Grand Theft Auto: Why It Is Cut Above Rest
First things first, this is just a video game - even if it is a particularly violent one.
So set aside the inevitable hysteria that surrounds the release of any title that invites moral individuals to make immoral decisions, and what is most striking about Grand Theft Auto V is just how cinematic it feels.
From its gloriously detailed cityscapes, to the villains straight out of central casting, to the non-linear freedom to roam that this sandbox game offers, GTA V comes the closest yet to making players feel like they are in a movie.
The game's creators, Rockstar North, have done more than their homework - they have created an entirely believable world, although admittedly filled with some fairly unbelievable characters and events.
Usually when playing a game you are fully aware that what is happening is a fiction.
Yet here, the artifice is almost unnoticeable, the usual barrier between player and completely immersive experience so slight as to barely register.
Yes, you still direct your character with a handheld controller. But you feel with your head, and your heart.
Mark my words, this game will sell by the blood-filled bucketload.
Estimates vary, but 25 million copies are expected to shift in the first 12 months.
Revenues could exceed $1bn the end of the year, and come close to £1bn not long after that.
GTA V is but the latest evidence that video games pose a real challenge to cinema's cultural dominance.
Last year the video games industry was valued at a little over £42bn. By 2014 it is estimated it will be worth almost £52bn.
Pity the residents of Sunset Boulevard. Global box office takings in 2012 amounted to just £22bn.
GTA V had a budget in excess of most Hollywood blockbusters and was five years in development. It shows.
Rockstar North have aped the style and the substance of the hugely profitable gangster genre.
As the midnight queues at games retailers up and down the country have proved, the British-based company clearly has more than a few wise guys in their ranks.
This is no niche industry. Wii-loving grannies; computer-literate toddlers; nostalgic '80s gamers returning to their youthful pursuits; and those who have never put down the joystick - never before have so many enjoyed the simple pleasures video gaming provides.
Except, clearly, the games are no longer simple. Far from it.
An incredible level of sophistication now permeates and characterises these strange new worlds.
Some will argue that the silver screen is dimming. Others, that we are simply demanding more engagement from our entertainment.

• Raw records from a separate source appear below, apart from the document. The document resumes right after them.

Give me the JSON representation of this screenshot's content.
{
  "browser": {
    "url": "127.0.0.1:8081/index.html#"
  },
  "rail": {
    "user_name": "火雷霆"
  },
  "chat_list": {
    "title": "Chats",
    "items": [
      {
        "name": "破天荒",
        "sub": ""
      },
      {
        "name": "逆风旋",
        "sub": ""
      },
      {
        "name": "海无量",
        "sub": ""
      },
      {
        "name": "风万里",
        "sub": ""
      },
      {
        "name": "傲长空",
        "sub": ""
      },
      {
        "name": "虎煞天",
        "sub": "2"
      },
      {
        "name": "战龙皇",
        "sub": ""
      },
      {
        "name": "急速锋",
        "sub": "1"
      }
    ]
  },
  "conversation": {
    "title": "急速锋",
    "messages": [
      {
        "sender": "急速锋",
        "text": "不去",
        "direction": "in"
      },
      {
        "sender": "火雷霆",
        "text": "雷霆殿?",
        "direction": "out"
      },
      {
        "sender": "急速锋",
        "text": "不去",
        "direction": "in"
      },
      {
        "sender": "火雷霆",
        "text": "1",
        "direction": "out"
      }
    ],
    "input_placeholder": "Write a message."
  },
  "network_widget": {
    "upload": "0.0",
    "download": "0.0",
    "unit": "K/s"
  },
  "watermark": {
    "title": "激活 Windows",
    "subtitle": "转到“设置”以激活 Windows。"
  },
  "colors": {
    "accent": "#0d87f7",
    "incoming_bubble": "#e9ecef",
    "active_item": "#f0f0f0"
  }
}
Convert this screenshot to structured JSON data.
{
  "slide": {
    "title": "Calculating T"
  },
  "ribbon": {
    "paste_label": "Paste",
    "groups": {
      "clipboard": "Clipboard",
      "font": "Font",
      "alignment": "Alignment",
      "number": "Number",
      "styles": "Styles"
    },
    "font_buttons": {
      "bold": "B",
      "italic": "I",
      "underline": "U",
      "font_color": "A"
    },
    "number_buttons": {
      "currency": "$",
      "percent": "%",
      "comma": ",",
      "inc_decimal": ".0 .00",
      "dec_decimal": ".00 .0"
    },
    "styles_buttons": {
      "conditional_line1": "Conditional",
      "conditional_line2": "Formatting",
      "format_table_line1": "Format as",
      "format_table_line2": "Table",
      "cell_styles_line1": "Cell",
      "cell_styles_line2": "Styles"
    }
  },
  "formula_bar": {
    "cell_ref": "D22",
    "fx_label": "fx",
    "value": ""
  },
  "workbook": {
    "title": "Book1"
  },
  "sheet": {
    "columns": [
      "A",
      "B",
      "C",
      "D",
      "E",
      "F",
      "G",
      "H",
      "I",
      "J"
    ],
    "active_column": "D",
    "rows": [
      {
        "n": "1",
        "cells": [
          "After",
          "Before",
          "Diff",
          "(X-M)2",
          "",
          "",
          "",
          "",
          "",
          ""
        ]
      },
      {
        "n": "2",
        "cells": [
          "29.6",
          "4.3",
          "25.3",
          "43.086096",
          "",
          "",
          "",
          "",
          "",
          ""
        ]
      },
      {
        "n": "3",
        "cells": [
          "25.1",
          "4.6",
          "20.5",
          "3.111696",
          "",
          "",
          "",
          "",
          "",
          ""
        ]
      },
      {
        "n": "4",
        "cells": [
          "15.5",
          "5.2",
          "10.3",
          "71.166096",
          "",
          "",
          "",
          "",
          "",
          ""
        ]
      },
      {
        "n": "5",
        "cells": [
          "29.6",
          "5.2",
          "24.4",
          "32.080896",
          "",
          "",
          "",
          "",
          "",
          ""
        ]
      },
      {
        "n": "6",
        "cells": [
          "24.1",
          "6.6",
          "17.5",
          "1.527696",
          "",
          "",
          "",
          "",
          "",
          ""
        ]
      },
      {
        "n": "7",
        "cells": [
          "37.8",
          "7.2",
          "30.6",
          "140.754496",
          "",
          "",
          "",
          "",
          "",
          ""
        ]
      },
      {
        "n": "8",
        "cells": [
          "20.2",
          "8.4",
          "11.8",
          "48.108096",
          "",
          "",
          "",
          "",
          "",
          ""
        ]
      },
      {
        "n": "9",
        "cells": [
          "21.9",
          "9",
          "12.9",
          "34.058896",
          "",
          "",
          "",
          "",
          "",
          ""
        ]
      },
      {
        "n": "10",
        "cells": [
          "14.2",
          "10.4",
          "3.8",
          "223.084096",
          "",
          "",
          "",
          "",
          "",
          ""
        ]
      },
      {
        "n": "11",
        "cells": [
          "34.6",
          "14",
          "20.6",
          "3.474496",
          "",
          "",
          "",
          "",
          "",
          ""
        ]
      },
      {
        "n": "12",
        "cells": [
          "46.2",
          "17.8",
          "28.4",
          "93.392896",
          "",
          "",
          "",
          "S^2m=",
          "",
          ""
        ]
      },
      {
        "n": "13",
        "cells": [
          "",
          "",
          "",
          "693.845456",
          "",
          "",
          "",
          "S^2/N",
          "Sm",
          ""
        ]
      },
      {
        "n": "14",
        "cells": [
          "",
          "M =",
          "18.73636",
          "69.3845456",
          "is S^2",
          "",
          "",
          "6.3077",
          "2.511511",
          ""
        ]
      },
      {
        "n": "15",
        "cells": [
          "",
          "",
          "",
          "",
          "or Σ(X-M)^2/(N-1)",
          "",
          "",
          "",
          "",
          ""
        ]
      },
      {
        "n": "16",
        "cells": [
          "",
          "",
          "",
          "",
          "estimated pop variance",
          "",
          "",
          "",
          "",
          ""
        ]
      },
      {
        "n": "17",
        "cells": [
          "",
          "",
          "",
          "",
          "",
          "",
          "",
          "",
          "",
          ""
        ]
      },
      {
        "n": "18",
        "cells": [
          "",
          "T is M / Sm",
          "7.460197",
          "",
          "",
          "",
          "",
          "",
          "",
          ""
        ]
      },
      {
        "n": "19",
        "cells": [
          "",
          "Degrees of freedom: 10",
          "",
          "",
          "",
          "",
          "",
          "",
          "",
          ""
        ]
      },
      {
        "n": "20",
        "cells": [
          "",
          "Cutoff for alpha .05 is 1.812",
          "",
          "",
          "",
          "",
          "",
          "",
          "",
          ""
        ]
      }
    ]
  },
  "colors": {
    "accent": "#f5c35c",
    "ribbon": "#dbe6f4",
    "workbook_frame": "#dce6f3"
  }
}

So much of GTA V's DNA comes from films that it would be obtuse to suggest that cinema is a dying genre.
But the experience video games provide will only become more immersive.
So perhaps, one day, the credits will no longer roll. End scene, cut, print.